• _Your goal_
With nothing left out, repeat every entry exactly.
··· Extracted information
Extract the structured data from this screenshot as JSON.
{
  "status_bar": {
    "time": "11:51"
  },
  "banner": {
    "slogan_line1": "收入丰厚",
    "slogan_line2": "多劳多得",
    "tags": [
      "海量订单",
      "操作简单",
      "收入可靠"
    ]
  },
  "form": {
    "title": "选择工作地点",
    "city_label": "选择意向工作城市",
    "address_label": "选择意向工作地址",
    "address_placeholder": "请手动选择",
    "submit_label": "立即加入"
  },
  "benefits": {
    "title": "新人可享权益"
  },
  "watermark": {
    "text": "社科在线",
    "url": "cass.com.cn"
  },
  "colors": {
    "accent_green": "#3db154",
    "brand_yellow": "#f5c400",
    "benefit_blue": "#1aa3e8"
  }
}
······
• _Solution for this task_
Extract the structured data from this screenshot as JSON.
{
  "status_bar": {
    "time": "11:51"
  },
  "banner": {
    "slogan_line1": "收入丰厚",
    "slogan_line2": "多劳多得",
    "tags": [
      "海量订单",
      "操作简单",
      "收入可靠"
    ]
  },
  "form": {
    "title": "选择工作地点",
    "city_label": "选择意向工作城市",
    "address_label": "选择意向工作地址",
    "address_placeholder": "请手动选择",
    "submit_label": "立即加入"
  },
  "benefits": {
    "title": "新人可享权益"
  },
  "watermark": {
    "text": "社科在线",
    "url": "cass.com.cn"
  },
  "colors": {
    "accent_green": "#3db154",
    "brand_yellow": "#f5c400",
    "benefit_blue": "#1aa3e8"
  }
}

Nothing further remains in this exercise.